|By (author):||Tharoor, Shashi|
|Subject:||HISTORY / Asia / India & South Asia|
|HISTORY / Europe / Great Britain|
|HISTORY / General|
|POLITICAL SCIENCE / Colonialism & Post-Colonialism|
|Size:||9.21in x 6.02in x 1.00in|
|From The Publisher*|
In the eighteenth century, India's share of the world economy was as large as Europe's. By 1947, after two centuries of British rule, it had decreased six-fold. Beyond conquest and deception, the Empire blew rebels from cannon, massacred unarmed protesters, entrenched institutionalised racism, and caused millions to die from starvation.
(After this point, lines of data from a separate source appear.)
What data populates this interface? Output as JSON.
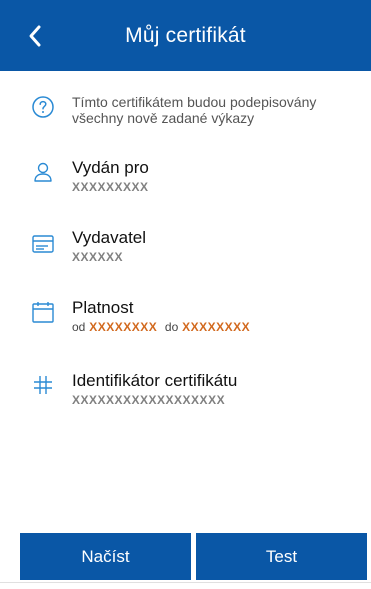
{
  "header": {
    "title": "Můj certifikát",
    "back_icon": "chevron-left-icon"
  },
  "info": {
    "icon": "question-circle-icon",
    "text": "Tímto certifikátem budou podepisovány všechny nově zadané výkazy"
  },
  "issued_to": {
    "icon": "user-icon",
    "label": "Vydán pro",
    "value": "XXXXXXXXX"
  },
  "issuer": {
    "icon": "card-icon",
    "label": "Vydavatel",
    "value": "XXXXXX"
  },
  "validity": {
    "icon": "calendar-icon",
    "label": "Platnost",
    "from_prefix": "od",
    "from_value": "XXXXXXXX",
    "to_prefix": "do",
    "to_value": "XXXXXXXX"
  },
  "identifier": {
    "icon": "hash-icon",
    "label": "Identifikátor certifikátu",
    "value": "XXXXXXXXXXXXXXXXXX"
  },
  "buttons": {
    "load_label": "Načíst",
    "test_label": "Test"
  },
  "colors": {
    "primary": "#0a57a6",
    "icon_accent": "#2a8ad4"
  }
}
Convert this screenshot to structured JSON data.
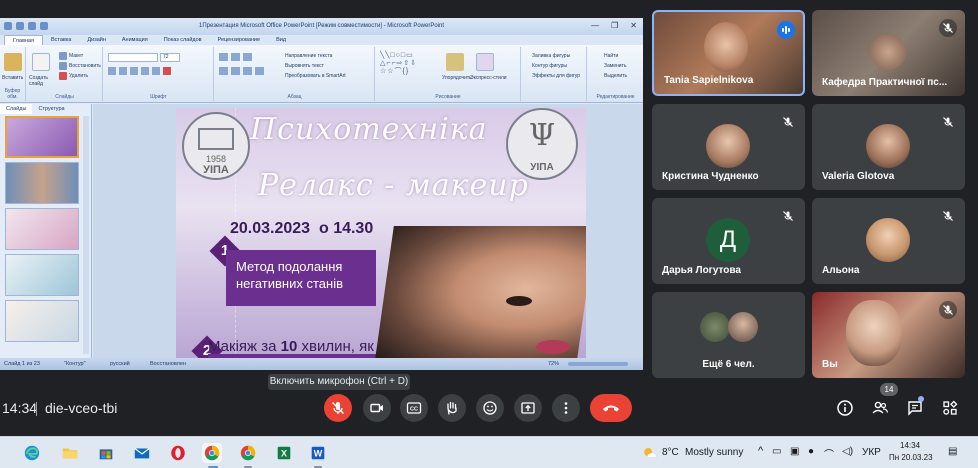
{
  "ppt": {
    "window_title": "1Презентация Microsoft Office PowerPoint [Режим совместимости] - Microsoft PowerPoint",
    "tabs": [
      "Главная",
      "Вставка",
      "Дизайн",
      "Анимация",
      "Показ слайдов",
      "Рецензирование",
      "Вид"
    ],
    "ribbon": {
      "paste": "Вставить",
      "clipboard": "Буфер обм.",
      "create_slide": "Создать слайд",
      "layout": "Макет",
      "reset": "Восстановить",
      "delete": "Удалить",
      "slides_group": "Слайды",
      "font_size": "72",
      "font_group": "Шрифт",
      "paragraph_group": "Абзац",
      "text_direction": "Направление текста",
      "align_text": "Выровнять текст",
      "smartart": "Преобразовать в SmartArt",
      "arrange": "Упорядочить",
      "quick_styles": "Экспресс-стили",
      "drawing_group": "Рисование",
      "shape_fill": "Заливка фигуры",
      "shape_outline": "Контур фигуры",
      "shape_effects": "Эффекты для фигур",
      "find": "Найти",
      "replace": "Заменить",
      "select": "Выделить",
      "editing_group": "Редактирование"
    },
    "panel_tabs": [
      "Слайды",
      "Структура"
    ],
    "status": {
      "slide": "Слайд 1 из 23",
      "theme": "\"Контур\"",
      "language": "русский",
      "restored": "Восстановлен",
      "zoom": "72%"
    }
  },
  "slide": {
    "title1": "Психотехніка",
    "title2": "Релакс - макеup",
    "date": "20.03.2023",
    "time": "о 14.30",
    "items": [
      {
        "num": "1",
        "text": "Метод подолання негативних станів"
      },
      {
        "num": "2",
        "text_pre": "Макіяж за ",
        "text_bold": "10",
        "text_post": " хвилин, як покращення"
      }
    ],
    "emblem_left_year": "1958",
    "emblem_left_abbr": "УІПА",
    "emblem_right_abbr": "УІПА"
  },
  "tooltip": "Включить микрофон (Ctrl + D)",
  "participants": [
    {
      "name": "Tania Sapielnikova",
      "initial": "",
      "talking": true
    },
    {
      "name": "Кафедра Практичної пс...",
      "initial": ""
    },
    {
      "name": "Кристина Чудненко",
      "initial": ""
    },
    {
      "name": "Valeria Glotova",
      "initial": ""
    },
    {
      "name": "Дарья Логутова",
      "initial": "Д"
    },
    {
      "name": "Альона",
      "initial": ""
    },
    {
      "name": "Ещё 6 чел.",
      "initial": ""
    },
    {
      "name": "Вы",
      "initial": ""
    }
  ],
  "bottom_bar": {
    "time": "14:34",
    "meeting_code": "die-vceo-tbi",
    "participants_count": "14"
  },
  "taskbar": {
    "weather_temp": "8°C",
    "weather_text": "Mostly sunny",
    "language": "УКР",
    "time": "14:34",
    "date": "Пн 20.03.23"
  },
  "colors": {
    "meet_bg": "#202124",
    "tile_bg": "#3c4043",
    "end_call": "#ea4335",
    "accent_blue": "#8ab4f8",
    "slide_purple": "#6b2f8f"
  }
}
British imperialism justified itself as enlightened despotism for the benefit of the governed, but Shashi Tharoor takes on and demolishes this position, demonstrating how every supposed imperial "gift"-from the railways to the rule of law-was designed in Britain's interests alone. He goes on to show how Britain's Industrial Revolution was founded on India's deindustrialization and the destruction of its textile industry. In this bold and incisive reassessment of colonialism, Tharoor exposes to devastating effect the inglorious reality of Britain's stained Indian legacy.
‘Ferocious and astonishing. Essential for a Britain lost in sepia fantasies about its past,Inglorious Empire is history at its clearest and cutting best.'
‘Brilliant … A searing indictment of the Raj and its impact on India. … Required reading for all Anglophiles in former British colonies, and needs to be a textbook in Britain.'
‘Tharoor convincingly demolishes some of the more persistent myths about Britain's supposedly civilizing mission in India … [he] charts the destruction of pre-colonial systems of government by the British and their ubiquitous ledgers and rule books … The statistics are worth repeating.'
‘Tharoor's book - arising from a contentious Oxford Union debate in 2015 where he proposed the motion "Britain owes reparations to her former colonies" - should keep the home fires burning, so to speak, both in India and in Britain … He makes a persuasive case, with telling examples.'
‘This book burns with the power of intellect married with conviction … this is erudite, well-written, thoroughly documented and persuasive history that focuses varied sources into a coherent critique of colonialism in the Indian context. Tear up your copies of Ferguson's neo-liberal mind rot and get angry like Tharoor.'
‘His writing is a delight and he seldom misses his target … Tharoor should be applauded for tackling an impossibly contentious subject … he deserves to be read. Indians are not the only ones who need reminding that empire has a lot to answer for.'
‘Those Brits who speak confidently about how Britain's "historical and cultural ties" to India will make it easy to strike a great new trade deal should read Mr Tharoor's book. It would help them to see the world through the eyes of the … countries once colonised or defeated by Britain.'
‘Well-referenced and full of fascinating facts, quotes and anecdotes,Inglorious Empire is a scorching indictment of British rule in India, and of British imperialism more broadly.'
‘Inglorious Empire is a timely reminder of the need to start teaching unromanticised colonial history in British schools. A welcome antidote to the nauseating righteousness and condescension pedalled by Niall Ferguson in his 2003 bookEmpire.‘